Unfortunately, victims of hearing loss do not always readily recognize their own hearing problems. Family members and friends may not draw this condition to someone’s attention immediately. When someone does not hear a statement correctly, the mistake in perception may not appear immediately obvious to others. All too frequently, a person with a hearing impairment will not hear a conversation accurately, or they will accuse other people of whispering or mumbling. These individuals may even miss portions of a discussion going on around them.

Signs of Hearing Loss

If you suspect a loved one has suffered a possible hearing loss, watch for these warning signs:

  • Your loved one may seemingly ignore some daily communications;
  • That person may turn the volume of the car radio or the television set to a level other people consider painfully loud;
  • Your loved one may seem inattentive around the home, failing to answer a doorbell or to respond appropriately to household noises;
  • An individual with undiagnosed hearing losses may not hear words accurately; your loved one may paraphrase your words back to you incorrectly, or may even engage in seemingly disjointed conversations at social gatherings.

Schedule Regular Hearing Checkups

By making sure your loved one receives hearing checkups on a regular basis, you’ll enable prompt detection and diagnosis of problems. Taking this step for everyone in your household routinely avoids potentially difficult conversations about hearing loss.
An individual who has sustained a significant gradual decline in hearing may not fully recognize the extent of the loss until an audiologist verifies the condition.
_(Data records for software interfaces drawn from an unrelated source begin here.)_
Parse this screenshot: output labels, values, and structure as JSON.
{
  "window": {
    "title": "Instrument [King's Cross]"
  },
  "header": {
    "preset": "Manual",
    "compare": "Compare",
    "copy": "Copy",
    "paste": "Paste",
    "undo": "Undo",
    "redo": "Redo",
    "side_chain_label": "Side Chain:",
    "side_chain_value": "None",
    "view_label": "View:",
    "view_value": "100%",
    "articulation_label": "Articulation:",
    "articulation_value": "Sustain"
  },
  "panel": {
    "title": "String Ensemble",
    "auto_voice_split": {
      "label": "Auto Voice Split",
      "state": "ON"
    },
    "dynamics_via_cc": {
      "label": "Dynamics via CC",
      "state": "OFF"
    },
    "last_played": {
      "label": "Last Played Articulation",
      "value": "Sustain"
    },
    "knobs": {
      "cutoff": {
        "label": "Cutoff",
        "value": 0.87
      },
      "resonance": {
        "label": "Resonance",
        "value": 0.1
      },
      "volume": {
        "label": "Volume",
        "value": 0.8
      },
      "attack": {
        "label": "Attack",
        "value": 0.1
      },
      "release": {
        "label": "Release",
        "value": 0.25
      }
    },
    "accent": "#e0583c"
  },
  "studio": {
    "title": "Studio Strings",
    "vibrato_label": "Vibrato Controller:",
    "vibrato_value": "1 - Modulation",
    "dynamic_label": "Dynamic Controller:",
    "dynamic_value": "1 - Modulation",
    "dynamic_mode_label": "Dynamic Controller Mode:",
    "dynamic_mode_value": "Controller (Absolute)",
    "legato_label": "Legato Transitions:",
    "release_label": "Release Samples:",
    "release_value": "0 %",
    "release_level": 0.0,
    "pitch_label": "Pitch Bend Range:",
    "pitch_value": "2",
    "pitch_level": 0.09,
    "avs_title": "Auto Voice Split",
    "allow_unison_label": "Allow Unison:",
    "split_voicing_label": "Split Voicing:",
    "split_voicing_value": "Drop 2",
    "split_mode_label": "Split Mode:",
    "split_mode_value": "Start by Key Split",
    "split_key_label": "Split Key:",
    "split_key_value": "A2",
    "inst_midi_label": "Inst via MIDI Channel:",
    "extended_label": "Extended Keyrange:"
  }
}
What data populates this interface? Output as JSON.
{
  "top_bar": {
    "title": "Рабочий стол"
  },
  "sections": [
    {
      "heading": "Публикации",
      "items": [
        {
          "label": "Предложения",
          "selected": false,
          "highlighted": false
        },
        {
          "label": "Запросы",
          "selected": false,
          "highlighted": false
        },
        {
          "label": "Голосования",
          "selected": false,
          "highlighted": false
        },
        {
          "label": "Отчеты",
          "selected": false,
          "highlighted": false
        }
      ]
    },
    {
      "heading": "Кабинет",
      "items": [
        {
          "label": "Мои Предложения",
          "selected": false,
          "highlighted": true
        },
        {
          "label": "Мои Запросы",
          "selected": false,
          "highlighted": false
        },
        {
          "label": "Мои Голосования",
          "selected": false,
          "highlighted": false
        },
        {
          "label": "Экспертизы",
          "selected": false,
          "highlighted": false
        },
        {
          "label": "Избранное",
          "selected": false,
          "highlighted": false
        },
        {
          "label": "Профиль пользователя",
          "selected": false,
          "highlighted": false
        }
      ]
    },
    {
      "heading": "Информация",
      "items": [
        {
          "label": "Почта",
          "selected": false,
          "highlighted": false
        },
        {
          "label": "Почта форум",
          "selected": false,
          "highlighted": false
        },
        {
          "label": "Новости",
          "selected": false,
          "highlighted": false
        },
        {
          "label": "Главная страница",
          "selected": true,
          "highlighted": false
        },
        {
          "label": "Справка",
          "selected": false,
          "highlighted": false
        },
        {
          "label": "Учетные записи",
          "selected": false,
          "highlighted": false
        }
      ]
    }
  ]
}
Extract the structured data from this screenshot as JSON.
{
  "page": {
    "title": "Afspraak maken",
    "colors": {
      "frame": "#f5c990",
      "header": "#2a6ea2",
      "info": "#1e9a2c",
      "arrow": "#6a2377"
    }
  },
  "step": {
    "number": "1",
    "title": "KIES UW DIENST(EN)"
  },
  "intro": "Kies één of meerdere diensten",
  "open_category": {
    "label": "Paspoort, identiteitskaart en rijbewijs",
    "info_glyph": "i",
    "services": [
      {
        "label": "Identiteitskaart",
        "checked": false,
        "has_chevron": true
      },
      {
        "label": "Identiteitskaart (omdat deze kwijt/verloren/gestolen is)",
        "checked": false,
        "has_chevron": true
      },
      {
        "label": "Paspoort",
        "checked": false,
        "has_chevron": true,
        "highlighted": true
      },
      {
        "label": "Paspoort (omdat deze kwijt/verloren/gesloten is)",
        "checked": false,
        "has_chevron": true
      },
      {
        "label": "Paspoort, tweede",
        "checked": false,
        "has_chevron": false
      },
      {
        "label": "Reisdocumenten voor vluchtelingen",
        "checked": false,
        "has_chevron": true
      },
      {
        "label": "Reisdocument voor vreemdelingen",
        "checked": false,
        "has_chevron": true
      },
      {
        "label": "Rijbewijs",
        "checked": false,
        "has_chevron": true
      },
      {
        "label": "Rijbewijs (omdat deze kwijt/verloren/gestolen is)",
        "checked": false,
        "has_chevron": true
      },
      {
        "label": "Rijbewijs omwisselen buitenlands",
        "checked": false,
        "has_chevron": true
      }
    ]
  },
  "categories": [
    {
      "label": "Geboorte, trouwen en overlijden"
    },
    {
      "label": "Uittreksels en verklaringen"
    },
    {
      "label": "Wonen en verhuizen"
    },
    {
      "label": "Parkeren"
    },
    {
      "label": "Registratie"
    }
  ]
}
Routine audiology care often makes a big difference in the quality of daily life!